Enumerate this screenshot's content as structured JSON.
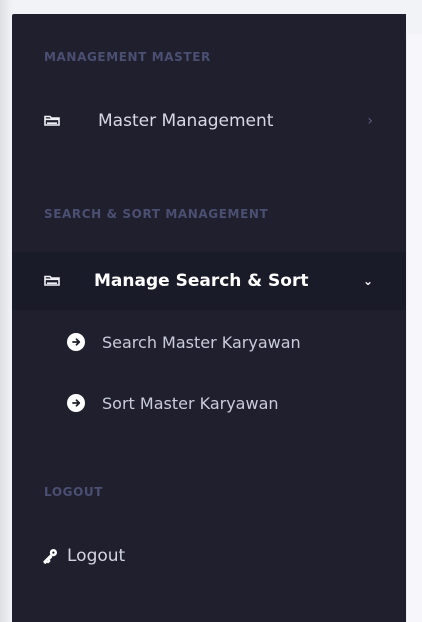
{
  "sidebar": {
    "sections": {
      "management_master": "MANAGEMENT MASTER",
      "search_sort_management": "SEARCH & SORT MANAGEMENT",
      "logout": "LOGOUT"
    },
    "items": [
      {
        "label": "Master Management",
        "icon": "folder-icon",
        "chevron": "›"
      },
      {
        "label": "Manage Search & Sort",
        "icon": "folder-icon",
        "chevron": "⌄"
      }
    ],
    "subitems": [
      {
        "label": "Search Master Karyawan",
        "icon": "arrow-circle-right-icon"
      },
      {
        "label": "Sort Master Karyawan",
        "icon": "arrow-circle-right-icon"
      }
    ],
    "logout": {
      "label": "Logout",
      "icon": "key-icon"
    }
  },
  "colors": {
    "sidebar_bg": "#1f1f2d",
    "active_bg": "#1a1b28",
    "section_text": "#4b4f72",
    "primary_text": "#d7d9e6",
    "white_text": "#ffffff"
  }
}
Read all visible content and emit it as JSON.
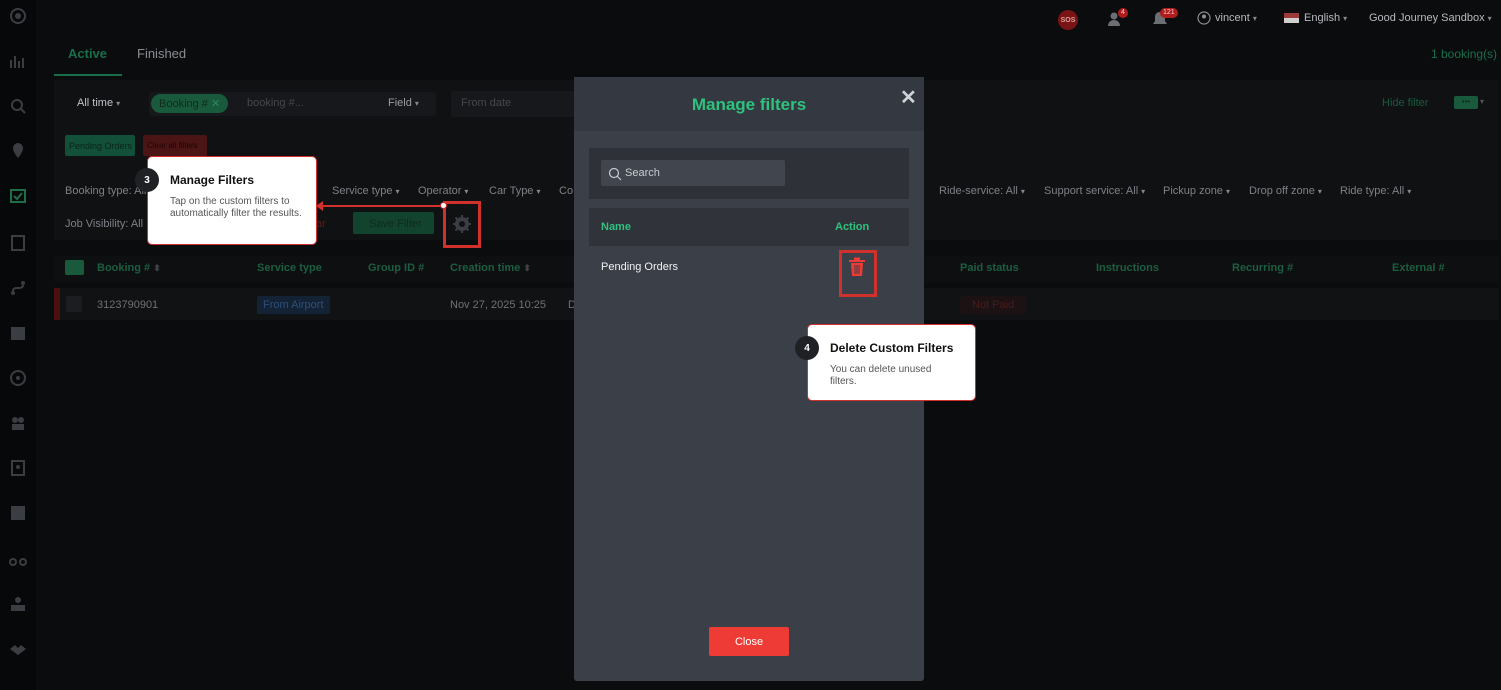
{
  "topbar": {
    "sos": "SOS",
    "users_badge": "4",
    "notif_badge": "121",
    "user": "vincent",
    "language": "English",
    "company": "Good Journey Sandbox",
    "bookings_count": "1 booking(s)"
  },
  "tabs": {
    "active": "Active",
    "finished": "Finished"
  },
  "filters": {
    "time": "All time",
    "chip_booking": "Booking #",
    "booking_placeholder": "booking #...",
    "field": "Field",
    "from_date": "From date",
    "hide_filter": "Hide filter",
    "saved_chip": "Pending Orders",
    "clear_all": "Clear all filters",
    "booking_type": "Booking type: All",
    "service_type": "Service type",
    "operator": "Operator",
    "car_type": "Car Type",
    "co": "Co",
    "ride_service": "Ride-service: All",
    "support_service": "Support service: All",
    "pickup_zone": "Pickup zone",
    "dropoff_zone": "Drop off zone",
    "ride_type": "Ride type: All",
    "job_visibility": "Job Visibility: All",
    "clear": "ar",
    "save_filter": "Save Filter"
  },
  "table": {
    "headers": {
      "booking": "Booking #",
      "service_type": "Service type",
      "group_id": "Group ID #",
      "creation_time": "Creation time",
      "paid_status": "Paid status",
      "instructions": "Instructions",
      "recurring": "Recurring #",
      "external": "External #"
    },
    "row": {
      "booking": "3123790901",
      "service_type": "From Airport",
      "creation_time": "Nov 27, 2025 10:25",
      "d": "D",
      "paid_status": "Not Paid"
    }
  },
  "modal": {
    "title": "Manage filters",
    "close_x": "✕",
    "search_placeholder": "Search",
    "col_name": "Name",
    "col_action": "Action",
    "filter_name": "Pending Orders",
    "close_button": "Close"
  },
  "callouts": {
    "c3": {
      "num": "3",
      "title": "Manage Filters",
      "body": "Tap on the custom filters to automatically filter the results."
    },
    "c4": {
      "num": "4",
      "title": "Delete Custom Filters",
      "body": "You can delete unused filters."
    }
  },
  "colors": {
    "accent": "#2ec27e",
    "danger": "#ee3b36",
    "highlight": "#d0312d"
  }
}
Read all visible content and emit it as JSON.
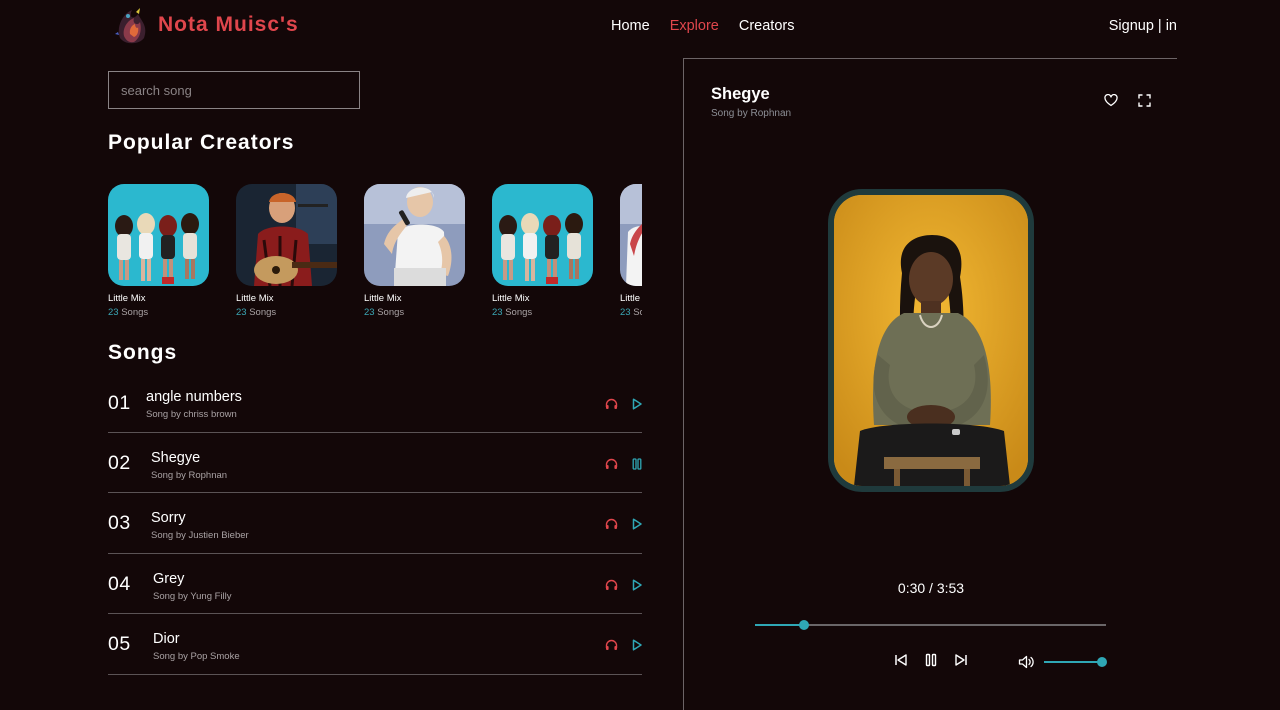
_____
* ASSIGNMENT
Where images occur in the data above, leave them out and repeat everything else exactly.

* OUTPUT OF THE TASK
Enumerate this screenshot's content as structured JSON.
{
  "sidebar": {
    "sections": {
      "management_master": "MANAGEMENT MASTER",
      "search_sort_management": "SEARCH & SORT MANAGEMENT",
      "logout": "LOGOUT"
    },
    "items": [
      {
        "label": "Master Management",
        "icon": "folder-icon",
        "chevron": "›"
      },
      {
        "label": "Manage Search & Sort",
        "icon": "folder-icon",
        "chevron": "⌄"
      }
    ],
    "subitems": [
      {
        "label": "Search Master Karyawan",
        "icon": "arrow-circle-right-icon"
      },
      {
        "label": "Sort Master Karyawan",
        "icon": "arrow-circle-right-icon"
      }
    ],
    "logout": {
      "label": "Logout",
      "icon": "key-icon"
    }
  },
  "colors": {
    "sidebar_bg": "#1f1f2d",
    "active_bg": "#1a1b28",
    "section_text": "#4b4f72",
    "primary_text": "#d7d9e6",
    "white_text": "#ffffff"
  }
}
Read all visible content and emit it as JSON.
{
  "topbar": {
    "sos": "SOS",
    "users_badge": "4",
    "notif_badge": "121",
    "user": "vincent",
    "language": "English",
    "company": "Good Journey Sandbox",
    "bookings_count": "1 booking(s)"
  },
  "tabs": {
    "active": "Active",
    "finished": "Finished"
  },
  "filters": {
    "time": "All time",
    "chip_booking": "Booking #",
    "booking_placeholder": "booking #...",
    "field": "Field",
    "from_date": "From date",
    "hide_filter": "Hide filter",
    "saved_chip": "Pending Orders",
    "clear_all": "Clear all filters",
    "booking_type": "Booking type: All",
    "service_type": "Service type",
    "operator": "Operator",
    "car_type": "Car Type",
    "co": "Co",
    "ride_service": "Ride-service: All",
    "support_service": "Support service: All",
    "pickup_zone": "Pickup zone",
    "dropoff_zone": "Drop off zone",
    "ride_type": "Ride type: All",
    "job_visibility": "Job Visibility: All",
    "clear": "ar",
    "save_filter": "Save Filter"
  },
  "table": {
    "headers": {
      "booking": "Booking #",
      "service_type": "Service type",
      "group_id": "Group ID #",
      "creation_time": "Creation time",
      "paid_status": "Paid status",
      "instructions": "Instructions",
      "recurring": "Recurring #",
      "external": "External #"
    },
    "row": {
      "booking": "3123790901",
      "service_type": "From Airport",
      "creation_time": "Nov 27, 2025 10:25",
      "d": "D",
      "paid_status": "Not Paid"
    }
  },
  "modal": {
    "title": "Manage filters",
    "close_x": "✕",
    "search_placeholder": "Search",
    "col_name": "Name",
    "col_action": "Action",
    "filter_name": "Pending Orders",
    "close_button": "Close"
  },
  "callouts": {
    "c3": {
      "num": "3",
      "title": "Manage Filters",
      "body": "Tap on the custom filters to automatically filter the results."
    },
    "c4": {
      "num": "4",
      "title": "Delete Custom Filters",
      "body": "You can delete unused filters."
    }
  },
  "colors": {
    "accent": "#2ec27e",
    "danger": "#ee3b36",
    "highlight": "#d0312d"
  }
}
Read all visible content and emit it as JSON.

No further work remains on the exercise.